NEW BOSTON, TX (KLTV) - Fifteen years after he was convicted of murder, people across the country are learning about an East Texas man named Bernie Tiede.
The movie "Bernie," is being shown in select theatres from New York City to Los Angeles. It tells the story of Bernie's life with Marjorie Nugent and the murder that sent him to prison.
KLTV went to New Boston, about 100 miles north of Carthage, to get Bernie's account of everything that happened.
As movie-goers file in and out of theatres, the man who the movie is all about, sits in the Barry Telford Prison Unit.
He has been there for 15 years and is expected to be there for 15 more.
Tiede hasn't seen the movie that's based on how he got where he is today. He doesn't know if he ever will. But, he does know the real story behind it.
Tiede was a mortician. He was born in Tyler, raised in Kilgore, and eventually settled in Carthage. It was at the town funeral home where he met Marjorie Nugent. She was a wealthy woman who Tiede says didn't get along with many people.
"She kind of spurned a lot of people away from her in a lot of respects in town. Even her family and her sisters and her son... she couldn't stand him. They hadn't talked to each other in 15 years," says Tiede
But, as both the movie and Bernie himself tell it, he just couldn't stand to see her lonely.
"She wanted to go out to eat and I'd take her out to eat. She wanted to go to the Cherokee Club and go out places around town," Tiede says. "I felt obligated to her, very much so, and I felt very sorry for her."
He says they took extravagant vacations-- all over the world-- with Marjorie footing the bill.
"We've been to Egypt, we've been to Hong Kong, we've been to Bangkok, Thailand. We've been to Germany, Austria, Switzerland, Italy, France," he says the list goes on and on.
"She gave me money. She gave me $3 Million," he says.
But after a while, things changed. He says the relationship became mutually destructive.
"It got worse and worse and she was becoming more possessive of my time and energies. I felt like I was in prison. I now know what that feels like, but it was really bad," Tiede says.
It got so bad that he took her life in November 1996.
"I don't know what exactly caused that morning to happen. I called her and said, 'We're going to Longview. I'm going to run to take my clothes to the cleaners,' he says
Bernie says he asked Marjorie if she wanted to ride with him and get lunch at Hunan's Chinese Restaurant.
"So, I went out there to go and pick her up and she started nagging at me about something," he says.
To this day, Tiede says he still doesn't know what got into him in that moment.
"I don't know really," he says choking back tears. "I got scared. Yeah, I got really scared," he says as a tear rolls down his cheek.

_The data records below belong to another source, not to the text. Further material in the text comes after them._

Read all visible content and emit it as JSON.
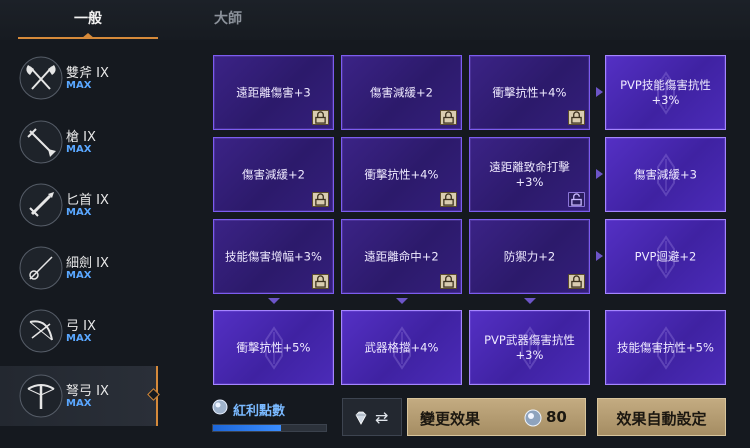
{
  "tabs": [
    {
      "label": "一般",
      "active": true
    },
    {
      "label": "大師",
      "active": false
    }
  ],
  "weapons": [
    {
      "name": "雙斧 IX",
      "level": "MAX",
      "icon": "double-axe-icon",
      "selected": false
    },
    {
      "name": "槍 IX",
      "level": "MAX",
      "icon": "spear-icon",
      "selected": false
    },
    {
      "name": "匕首 IX",
      "level": "MAX",
      "icon": "dagger-icon",
      "selected": false
    },
    {
      "name": "細劍 IX",
      "level": "MAX",
      "icon": "rapier-icon",
      "selected": false
    },
    {
      "name": "弓 IX",
      "level": "MAX",
      "icon": "bow-icon",
      "selected": false
    },
    {
      "name": "弩弓 IX",
      "level": "MAX",
      "icon": "crossbow-icon",
      "selected": true
    }
  ],
  "nodes": [
    [
      {
        "label": "遠距離傷害+3",
        "lock": "locked",
        "style": "normal"
      },
      {
        "label": "傷害減緩+2",
        "lock": "locked",
        "style": "normal"
      },
      {
        "label": "衝擊抗性+4%",
        "lock": "locked",
        "style": "normal"
      },
      {
        "label": "PVP技能傷害抗性\n+3%",
        "lock": "none",
        "style": "bright"
      }
    ],
    [
      {
        "label": "傷害減緩+2",
        "lock": "locked",
        "style": "normal"
      },
      {
        "label": "衝擊抗性+4%",
        "lock": "locked",
        "style": "normal"
      },
      {
        "label": "遠距離致命打擊\n+3%",
        "lock": "unlocked",
        "style": "normal"
      },
      {
        "label": "傷害減緩+3",
        "lock": "none",
        "style": "bright"
      }
    ],
    [
      {
        "label": "技能傷害增幅+3%",
        "lock": "locked",
        "style": "normal"
      },
      {
        "label": "遠距離命中+2",
        "lock": "locked",
        "style": "normal"
      },
      {
        "label": "防禦力+2",
        "lock": "locked",
        "style": "normal"
      },
      {
        "label": "PVP迴避+2",
        "lock": "none",
        "style": "bright"
      }
    ],
    [
      {
        "label": "衝擊抗性+5%",
        "lock": "none",
        "style": "bright"
      },
      {
        "label": "武器格擋+4%",
        "lock": "none",
        "style": "bright"
      },
      {
        "label": "PVP武器傷害抗性\n+3%",
        "lock": "none",
        "style": "bright"
      },
      {
        "label": "技能傷害抗性+5%",
        "lock": "none",
        "style": "bright"
      }
    ]
  ],
  "bonus": {
    "label": "紅利點數",
    "fill": 0.6,
    "icon": "crystal-orb-icon"
  },
  "swap_button": {
    "icon": "diamond-icon",
    "arrows": "⇄"
  },
  "change_effect": {
    "label": "變更效果",
    "cost": "80",
    "icon": "crystal-orb-icon"
  },
  "auto_setting": {
    "label": "效果自動設定"
  },
  "colors": {
    "accent": "#d68a3a",
    "max": "#5aa7ff",
    "node_border": "#7c5cf0",
    "gold_button": "#b89e72"
  }
}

"I can't justify what I did... ever. I have to live with that for the rest of my life and I will. I'm sorry for every bit of that but it was just a bad situation. It was a one-time thing and it just happened and I just snapped. I just snapped," he says.
For nine months, Tiede made up stories about why Marjorie wasn't around.
"Nobody really asked about her," he says. "I made up some stuff... I just thought I'd tend to that later.
Eventually, investigators went looking for her and found her body in the freezer.
Bernie confessed to the crime.
"It was such a relief when I was arrested because it was like a weight lifted off my shoulders," he says.
Tiede says he's hopeful he won't actually spend the rest of his life in prison.
"I have to do 30 flat years in here, unless I can get my sentence reduced, which I would like to attempt to do sooner or later," he says.
Many people have expressed that they don't think Tiede deserves all of the attention he is getting. They say he especially doesn't deserve to have a movie made about him.
"Perhaps I don't deserve a movie," he says. "I don't know who does deserve one. I don't know what makes a person deserve one. But, I would like to just let everybody know that I'm very humbled by all of this," Tiede says.
Tiede would like to see the movie be successful for those who put the time and effort into making it. He says he hopes the movie shows people a character that is close to how he sees himself.
"I just hope that people will realize that anybody has that capability of doing that and that's what I think the movie shows. I don't spend up nights thinking of how to get rid of folks. I am just like you, and it just [was] a one time freakish thing that just happened. It just happened to me, and I'm dealing with it for the rest of my life," Tiede says.
Bernie Tiede is not eligible for parole until 2027.
The East Texas premiere of Bernie is scheduled for May 31 at the Four Star Cinema in Kilgore. Tickets are pre-sale only. The film will open in Tyler and Longview on June 1.